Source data
=== Begin Enclosure ===
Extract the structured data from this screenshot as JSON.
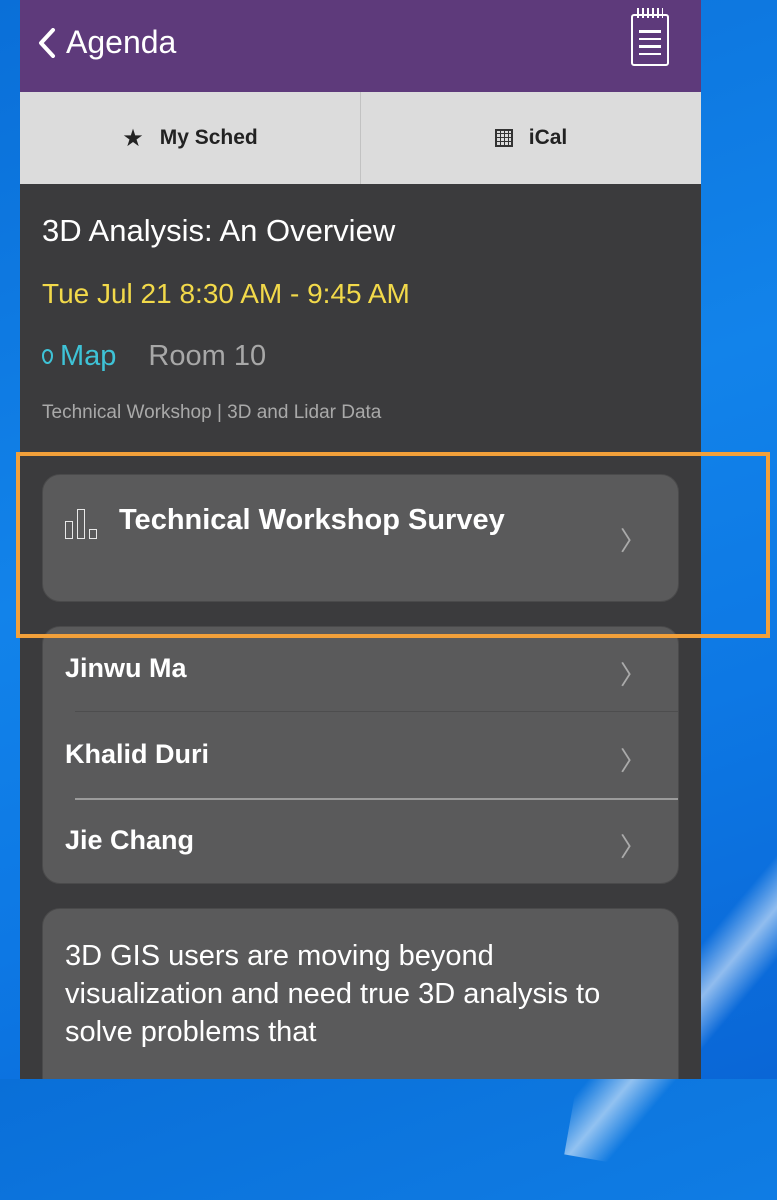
{
  "nav": {
    "back_label": "Agenda"
  },
  "toolbar": {
    "my_sched_label": "My Sched",
    "ical_label": "iCal"
  },
  "session": {
    "title": "3D Analysis: An Overview",
    "time": "Tue Jul 21 8:30 AM - 9:45 AM",
    "map_label": "Map",
    "room": "Room 10",
    "tags": "Technical Workshop | 3D and Lidar Data"
  },
  "survey": {
    "label": "Technical Workshop Survey"
  },
  "speakers": [
    "Jinwu Ma",
    "Khalid Duri",
    "Jie Chang"
  ],
  "description": "3D GIS users are moving beyond visualization and need true 3D analysis to solve problems that",
  "colors": {
    "nav": "#5e3a7b",
    "time": "#f2d94a",
    "map_link": "#3ec3d7",
    "highlight": "#f2a03a"
  }
}
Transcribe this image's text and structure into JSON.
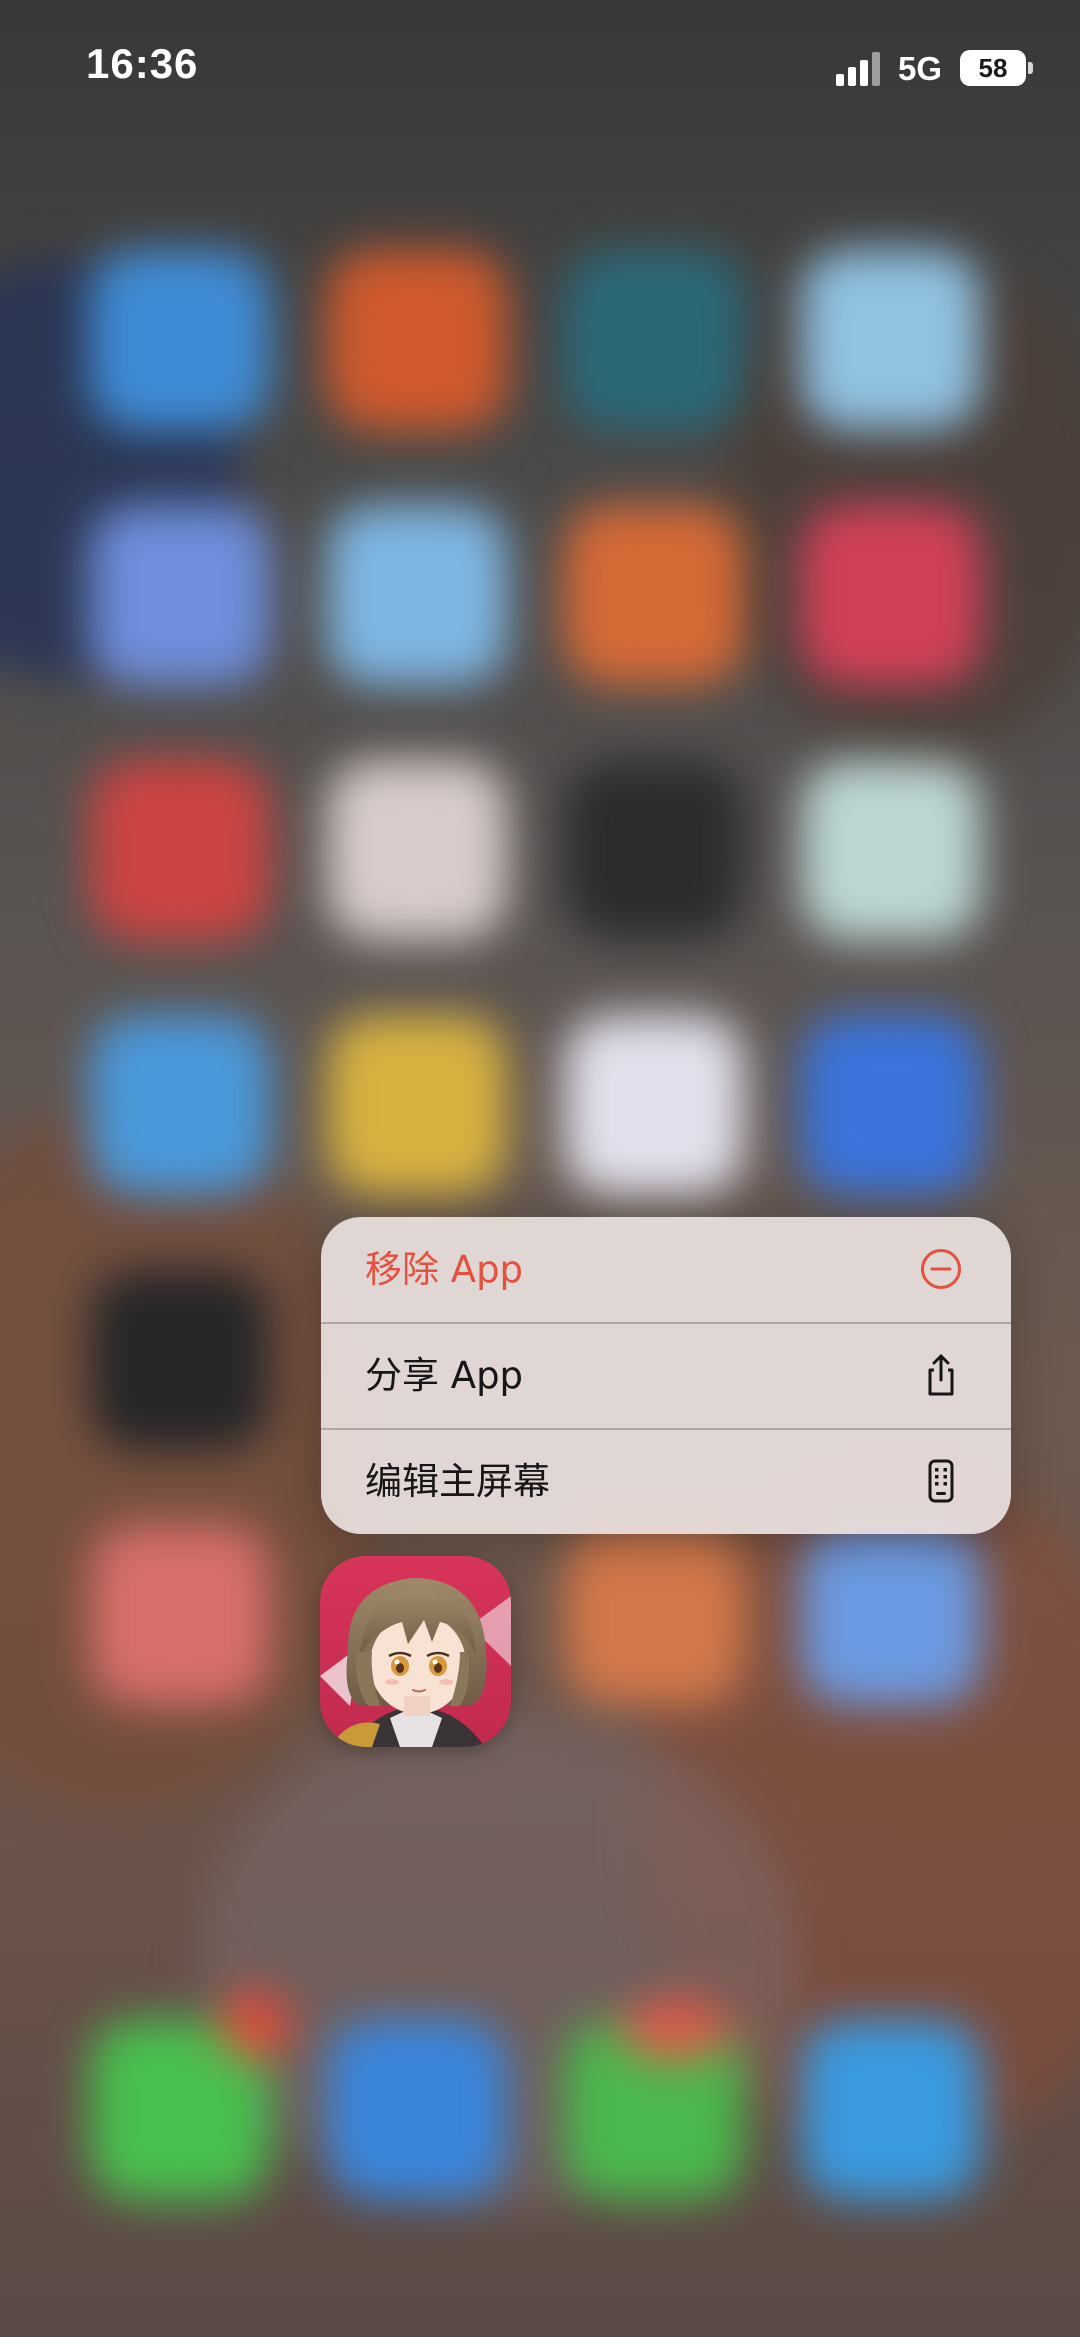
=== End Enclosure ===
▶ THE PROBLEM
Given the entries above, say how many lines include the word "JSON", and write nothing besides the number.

▶ RESULT OF THIS TASK
2